But in Wednesday’s case, “the person taking water did not have a hydrant-use permit,” Serran said.
The water was to be used to control dust as workers leveled a dirt area associated with M&M Truck & Trailer Repair’s new Elder Creek Road location, owner Mohamad Abdul said. He laid responsibility for the lack of a permit on the hired contractor.
“It’s not stealing. It was just a mistake by the contractor,” Abdul said.
What’s less clear is how much water was taken. The truck was roughly 3/4 full by the time the police forced the drivers of the BlueLine Rental water truck to shut off the water. BlueLine offers 2,000- and 4,000-gallon water trucks. It is not clear what size truck the two men used Wednesday.
Faisal Imran, who said he worked at a nearby FedEx ground shipping facility, contacted The Bee via email to say he saw the truck at the hydrant on Tuesday.
The incident is the first locally in recent memory.

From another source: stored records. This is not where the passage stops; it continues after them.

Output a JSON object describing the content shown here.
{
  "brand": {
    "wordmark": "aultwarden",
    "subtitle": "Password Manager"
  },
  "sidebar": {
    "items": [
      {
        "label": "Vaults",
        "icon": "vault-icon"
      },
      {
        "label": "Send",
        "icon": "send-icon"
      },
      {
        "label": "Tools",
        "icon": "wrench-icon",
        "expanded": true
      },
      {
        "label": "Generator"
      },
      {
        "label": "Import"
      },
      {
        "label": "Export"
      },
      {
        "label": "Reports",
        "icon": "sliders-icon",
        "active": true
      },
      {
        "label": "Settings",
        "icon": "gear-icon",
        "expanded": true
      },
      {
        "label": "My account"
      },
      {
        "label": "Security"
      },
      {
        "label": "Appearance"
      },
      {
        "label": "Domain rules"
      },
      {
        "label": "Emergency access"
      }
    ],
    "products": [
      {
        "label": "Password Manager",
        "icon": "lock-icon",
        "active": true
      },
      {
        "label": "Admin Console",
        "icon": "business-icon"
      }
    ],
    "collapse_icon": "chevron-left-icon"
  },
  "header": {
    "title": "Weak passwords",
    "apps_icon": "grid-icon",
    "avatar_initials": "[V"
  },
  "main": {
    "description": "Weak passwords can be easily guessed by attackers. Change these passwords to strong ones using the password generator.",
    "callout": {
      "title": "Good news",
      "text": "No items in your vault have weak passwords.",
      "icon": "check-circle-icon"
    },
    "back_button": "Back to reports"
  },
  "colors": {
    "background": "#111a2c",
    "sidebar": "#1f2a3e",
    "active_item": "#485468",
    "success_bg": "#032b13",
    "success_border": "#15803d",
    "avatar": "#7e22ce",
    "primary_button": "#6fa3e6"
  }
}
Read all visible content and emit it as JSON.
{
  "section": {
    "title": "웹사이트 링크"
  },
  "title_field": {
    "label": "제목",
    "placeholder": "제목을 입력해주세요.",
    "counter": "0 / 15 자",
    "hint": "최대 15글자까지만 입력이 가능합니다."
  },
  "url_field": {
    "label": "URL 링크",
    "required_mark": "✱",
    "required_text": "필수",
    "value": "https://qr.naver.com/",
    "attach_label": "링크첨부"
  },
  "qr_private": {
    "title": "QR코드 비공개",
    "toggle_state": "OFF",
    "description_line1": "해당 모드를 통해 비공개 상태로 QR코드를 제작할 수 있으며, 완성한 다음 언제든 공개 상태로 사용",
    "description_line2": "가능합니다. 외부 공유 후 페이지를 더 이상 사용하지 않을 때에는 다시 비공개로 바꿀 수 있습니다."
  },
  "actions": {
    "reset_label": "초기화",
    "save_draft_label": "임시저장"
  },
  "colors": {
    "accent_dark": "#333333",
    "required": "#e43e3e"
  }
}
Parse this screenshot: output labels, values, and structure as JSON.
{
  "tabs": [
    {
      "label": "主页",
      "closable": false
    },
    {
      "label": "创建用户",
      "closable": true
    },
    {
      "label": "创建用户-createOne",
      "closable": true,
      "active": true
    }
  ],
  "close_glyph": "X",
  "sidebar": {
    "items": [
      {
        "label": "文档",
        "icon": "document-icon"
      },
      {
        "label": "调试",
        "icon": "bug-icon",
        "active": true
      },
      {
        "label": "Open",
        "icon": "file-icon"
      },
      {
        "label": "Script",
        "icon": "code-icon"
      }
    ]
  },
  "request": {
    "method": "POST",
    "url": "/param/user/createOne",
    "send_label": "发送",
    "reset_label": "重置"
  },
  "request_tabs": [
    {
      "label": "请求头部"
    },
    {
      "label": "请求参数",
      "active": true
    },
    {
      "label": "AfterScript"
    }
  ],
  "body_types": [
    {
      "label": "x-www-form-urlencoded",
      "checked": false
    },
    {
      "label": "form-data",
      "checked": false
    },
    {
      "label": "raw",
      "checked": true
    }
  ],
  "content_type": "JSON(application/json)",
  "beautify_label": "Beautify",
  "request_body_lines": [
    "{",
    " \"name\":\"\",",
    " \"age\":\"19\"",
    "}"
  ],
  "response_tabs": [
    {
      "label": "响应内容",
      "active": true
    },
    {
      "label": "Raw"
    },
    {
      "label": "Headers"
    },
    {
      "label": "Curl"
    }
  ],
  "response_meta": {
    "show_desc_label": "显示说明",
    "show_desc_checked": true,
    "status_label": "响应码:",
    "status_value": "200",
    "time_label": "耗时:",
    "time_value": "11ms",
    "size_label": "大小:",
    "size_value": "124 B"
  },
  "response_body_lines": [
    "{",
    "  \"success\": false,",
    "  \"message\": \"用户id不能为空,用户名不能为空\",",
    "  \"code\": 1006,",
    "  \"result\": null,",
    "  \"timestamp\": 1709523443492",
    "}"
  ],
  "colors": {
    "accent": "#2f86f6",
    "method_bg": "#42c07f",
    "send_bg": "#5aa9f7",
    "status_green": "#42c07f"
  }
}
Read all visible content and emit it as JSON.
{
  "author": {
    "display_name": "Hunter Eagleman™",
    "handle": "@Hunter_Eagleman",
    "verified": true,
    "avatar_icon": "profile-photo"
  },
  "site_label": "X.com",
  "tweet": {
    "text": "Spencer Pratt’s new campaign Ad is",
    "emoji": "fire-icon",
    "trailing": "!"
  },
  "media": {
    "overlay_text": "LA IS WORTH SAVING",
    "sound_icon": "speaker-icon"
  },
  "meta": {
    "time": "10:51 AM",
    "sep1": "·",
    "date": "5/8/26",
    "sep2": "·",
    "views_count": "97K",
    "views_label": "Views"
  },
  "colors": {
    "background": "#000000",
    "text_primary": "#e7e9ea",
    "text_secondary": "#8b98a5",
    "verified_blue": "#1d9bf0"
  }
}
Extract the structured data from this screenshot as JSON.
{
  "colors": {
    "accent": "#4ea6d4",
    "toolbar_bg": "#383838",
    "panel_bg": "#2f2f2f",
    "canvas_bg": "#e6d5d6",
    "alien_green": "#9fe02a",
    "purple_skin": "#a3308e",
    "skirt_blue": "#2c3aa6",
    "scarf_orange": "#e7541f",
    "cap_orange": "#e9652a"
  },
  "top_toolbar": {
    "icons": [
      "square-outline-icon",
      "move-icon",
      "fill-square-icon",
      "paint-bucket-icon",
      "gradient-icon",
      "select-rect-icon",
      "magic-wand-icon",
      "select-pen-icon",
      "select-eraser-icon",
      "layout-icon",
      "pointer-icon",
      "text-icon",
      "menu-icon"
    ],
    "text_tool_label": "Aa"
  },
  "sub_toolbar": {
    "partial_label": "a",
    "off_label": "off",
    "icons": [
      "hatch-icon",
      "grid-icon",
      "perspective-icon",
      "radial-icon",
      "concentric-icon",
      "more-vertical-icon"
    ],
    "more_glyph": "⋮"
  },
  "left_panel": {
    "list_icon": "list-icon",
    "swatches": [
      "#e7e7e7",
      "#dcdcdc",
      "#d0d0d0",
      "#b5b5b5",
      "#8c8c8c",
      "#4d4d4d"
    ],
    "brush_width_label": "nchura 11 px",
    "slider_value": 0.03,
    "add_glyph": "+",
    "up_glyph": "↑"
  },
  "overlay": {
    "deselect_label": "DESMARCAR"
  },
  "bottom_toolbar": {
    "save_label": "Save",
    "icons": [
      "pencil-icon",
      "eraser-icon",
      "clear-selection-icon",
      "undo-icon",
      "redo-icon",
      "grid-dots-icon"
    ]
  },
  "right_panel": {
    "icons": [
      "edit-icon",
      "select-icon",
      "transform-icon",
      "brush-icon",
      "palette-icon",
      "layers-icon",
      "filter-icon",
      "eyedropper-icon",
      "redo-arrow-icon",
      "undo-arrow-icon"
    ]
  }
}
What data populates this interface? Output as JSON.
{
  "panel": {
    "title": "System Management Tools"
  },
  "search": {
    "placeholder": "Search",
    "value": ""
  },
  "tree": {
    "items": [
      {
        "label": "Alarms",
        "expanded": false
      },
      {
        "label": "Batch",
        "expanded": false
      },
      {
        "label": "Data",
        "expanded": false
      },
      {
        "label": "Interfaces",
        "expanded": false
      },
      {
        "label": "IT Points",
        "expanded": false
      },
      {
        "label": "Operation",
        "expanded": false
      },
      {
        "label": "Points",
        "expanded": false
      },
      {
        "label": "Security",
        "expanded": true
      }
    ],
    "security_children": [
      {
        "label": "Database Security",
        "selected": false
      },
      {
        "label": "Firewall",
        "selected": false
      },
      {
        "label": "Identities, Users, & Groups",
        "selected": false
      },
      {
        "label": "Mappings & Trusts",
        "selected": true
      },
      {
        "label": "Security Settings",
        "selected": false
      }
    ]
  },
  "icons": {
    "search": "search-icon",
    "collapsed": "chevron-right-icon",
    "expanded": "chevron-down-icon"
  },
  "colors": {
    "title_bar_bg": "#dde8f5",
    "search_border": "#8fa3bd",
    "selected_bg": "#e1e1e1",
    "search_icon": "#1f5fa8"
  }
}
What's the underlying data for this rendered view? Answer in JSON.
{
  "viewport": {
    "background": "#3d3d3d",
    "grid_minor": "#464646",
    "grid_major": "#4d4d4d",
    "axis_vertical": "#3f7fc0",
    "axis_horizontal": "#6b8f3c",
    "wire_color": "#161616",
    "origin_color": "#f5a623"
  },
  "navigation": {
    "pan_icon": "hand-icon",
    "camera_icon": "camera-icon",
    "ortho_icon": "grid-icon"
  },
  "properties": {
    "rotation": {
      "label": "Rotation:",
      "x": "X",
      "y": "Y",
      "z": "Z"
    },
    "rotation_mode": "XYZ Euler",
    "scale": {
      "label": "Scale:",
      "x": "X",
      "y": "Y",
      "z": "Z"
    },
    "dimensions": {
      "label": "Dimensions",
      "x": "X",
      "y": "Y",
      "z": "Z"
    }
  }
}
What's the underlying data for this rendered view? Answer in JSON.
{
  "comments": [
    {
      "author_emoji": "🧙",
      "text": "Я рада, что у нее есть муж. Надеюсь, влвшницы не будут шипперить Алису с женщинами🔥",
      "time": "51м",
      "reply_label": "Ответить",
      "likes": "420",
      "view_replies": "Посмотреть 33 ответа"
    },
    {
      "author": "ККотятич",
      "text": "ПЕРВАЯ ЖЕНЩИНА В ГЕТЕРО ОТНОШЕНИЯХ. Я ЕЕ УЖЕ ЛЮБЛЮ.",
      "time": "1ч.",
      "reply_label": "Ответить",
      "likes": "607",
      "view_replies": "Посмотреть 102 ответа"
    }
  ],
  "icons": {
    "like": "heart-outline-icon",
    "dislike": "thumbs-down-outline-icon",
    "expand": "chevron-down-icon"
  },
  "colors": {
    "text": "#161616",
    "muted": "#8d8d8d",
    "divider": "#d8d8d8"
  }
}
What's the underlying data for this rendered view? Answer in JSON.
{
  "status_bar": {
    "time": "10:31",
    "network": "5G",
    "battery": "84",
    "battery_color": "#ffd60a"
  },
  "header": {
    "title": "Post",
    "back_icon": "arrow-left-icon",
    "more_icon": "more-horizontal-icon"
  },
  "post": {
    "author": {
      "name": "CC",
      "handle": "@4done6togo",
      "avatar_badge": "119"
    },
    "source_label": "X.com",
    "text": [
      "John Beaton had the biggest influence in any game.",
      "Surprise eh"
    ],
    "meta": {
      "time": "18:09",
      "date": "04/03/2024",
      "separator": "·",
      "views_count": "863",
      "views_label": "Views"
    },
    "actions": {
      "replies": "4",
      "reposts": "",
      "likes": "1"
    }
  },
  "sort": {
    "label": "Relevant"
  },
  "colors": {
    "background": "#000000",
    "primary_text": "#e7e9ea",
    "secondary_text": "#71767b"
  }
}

“This is extremely rare. In the past five or six years, we have not seen anything like this,” Serran said.
Because one of the men did not have a valid California driver’s license, the Police Department moved to tow the truck, Brown said. The responding tow company said it would have to dump the water to tow the truck safely, but were persuaded otherwise by the officers at the scene. The truck – with the water still on board – was driven from the scene.
A handful of California communities have also dealt with water bandits, according to The Associated Press.